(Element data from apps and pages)
BEGIN
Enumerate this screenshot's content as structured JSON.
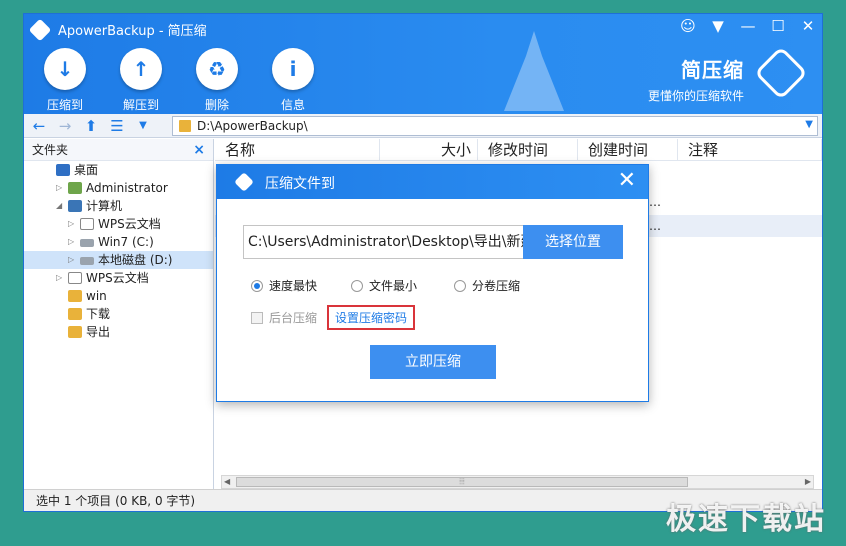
{
  "window": {
    "title": "ApowerBackup - 简压缩",
    "controls": [
      "☺",
      "▼",
      "—",
      "☐",
      "✕"
    ]
  },
  "toolbar": [
    {
      "label": "压缩到",
      "icon": "↓"
    },
    {
      "label": "解压到",
      "icon": "↑"
    },
    {
      "label": "删除",
      "icon": "♻"
    },
    {
      "label": "信息",
      "icon": "i"
    }
  ],
  "brand": {
    "name": "简压缩",
    "slogan": "更懂你的压缩软件"
  },
  "address": {
    "path": "D:\\ApowerBackup\\"
  },
  "left_panel": {
    "title": "文件夹",
    "close": "×",
    "tree": [
      {
        "label": "桌面",
        "level": 0,
        "icon": "desktop",
        "expander": ""
      },
      {
        "label": "Administrator",
        "level": 1,
        "icon": "user",
        "expander": "▷"
      },
      {
        "label": "计算机",
        "level": 1,
        "icon": "computer",
        "expander": "◢"
      },
      {
        "label": "WPS云文档",
        "level": 2,
        "icon": "doc",
        "expander": "▷"
      },
      {
        "label": "Win7 (C:)",
        "level": 2,
        "icon": "drive",
        "expander": "▷"
      },
      {
        "label": "本地磁盘 (D:)",
        "level": 2,
        "icon": "drive",
        "expander": "▷",
        "selected": true
      },
      {
        "label": "WPS云文档",
        "level": 1,
        "icon": "doc",
        "expander": "▷"
      },
      {
        "label": "win",
        "level": 1,
        "icon": "folder",
        "expander": ""
      },
      {
        "label": "下载",
        "level": 1,
        "icon": "folder",
        "expander": ""
      },
      {
        "label": "导出",
        "level": 1,
        "icon": "folder",
        "expander": ""
      }
    ]
  },
  "file_list": {
    "columns": [
      "名称",
      "大小",
      "修改时间",
      "创建时间",
      "注释"
    ],
    "row_fragments": [
      "…",
      "…"
    ]
  },
  "status": {
    "text": "选中 1 个项目 (0 KB, 0 字节)"
  },
  "dialog": {
    "title": "压缩文件到",
    "close": "✕",
    "path_value": "C:\\Users\\Administrator\\Desktop\\导出\\新建",
    "choose_label": "选择位置",
    "options": [
      {
        "label": "速度最快",
        "checked": true
      },
      {
        "label": "文件最小",
        "checked": false
      },
      {
        "label": "分卷压缩",
        "checked": false
      }
    ],
    "background_label": "后台压缩",
    "password_label": "设置压缩密码",
    "compress_label": "立即压缩"
  },
  "watermark": "极速下载站"
}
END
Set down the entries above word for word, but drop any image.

» **Worked solution**
Enumerate this screenshot's content as structured JSON.
{
  "window": {
    "title": "ApowerBackup - 简压缩",
    "controls": [
      "☺",
      "▼",
      "—",
      "☐",
      "✕"
    ]
  },
  "toolbar": [
    {
      "label": "压缩到",
      "icon": "↓"
    },
    {
      "label": "解压到",
      "icon": "↑"
    },
    {
      "label": "删除",
      "icon": "♻"
    },
    {
      "label": "信息",
      "icon": "i"
    }
  ],
  "brand": {
    "name": "简压缩",
    "slogan": "更懂你的压缩软件"
  },
  "address": {
    "path": "D:\\ApowerBackup\\"
  },
  "left_panel": {
    "title": "文件夹",
    "close": "×",
    "tree": [
      {
        "label": "桌面",
        "level": 0,
        "icon": "desktop",
        "expander": ""
      },
      {
        "label": "Administrator",
        "level": 1,
        "icon": "user",
        "expander": "▷"
      },
      {
        "label": "计算机",
        "level": 1,
        "icon": "computer",
        "expander": "◢"
      },
      {
        "label": "WPS云文档",
        "level": 2,
        "icon": "doc",
        "expander": "▷"
      },
      {
        "label": "Win7 (C:)",
        "level": 2,
        "icon": "drive",
        "expander": "▷"
      },
      {
        "label": "本地磁盘 (D:)",
        "level": 2,
        "icon": "drive",
        "expander": "▷",
        "selected": true
      },
      {
        "label": "WPS云文档",
        "level": 1,
        "icon": "doc",
        "expander": "▷"
      },
      {
        "label": "win",
        "level": 1,
        "icon": "folder",
        "expander": ""
      },
      {
        "label": "下载",
        "level": 1,
        "icon": "folder",
        "expander": ""
      },
      {
        "label": "导出",
        "level": 1,
        "icon": "folder",
        "expander": ""
      }
    ]
  },
  "file_list": {
    "columns": [
      "名称",
      "大小",
      "修改时间",
      "创建时间",
      "注释"
    ],
    "row_fragments": [
      "…",
      "…"
    ]
  },
  "status": {
    "text": "选中 1 个项目 (0 KB, 0 字节)"
  },
  "dialog": {
    "title": "压缩文件到",
    "close": "✕",
    "path_value": "C:\\Users\\Administrator\\Desktop\\导出\\新建",
    "choose_label": "选择位置",
    "options": [
      {
        "label": "速度最快",
        "checked": true
      },
      {
        "label": "文件最小",
        "checked": false
      },
      {
        "label": "分卷压缩",
        "checked": false
      }
    ],
    "background_label": "后台压缩",
    "password_label": "设置压缩密码",
    "compress_label": "立即压缩"
  },
  "watermark": "极速下载站"
}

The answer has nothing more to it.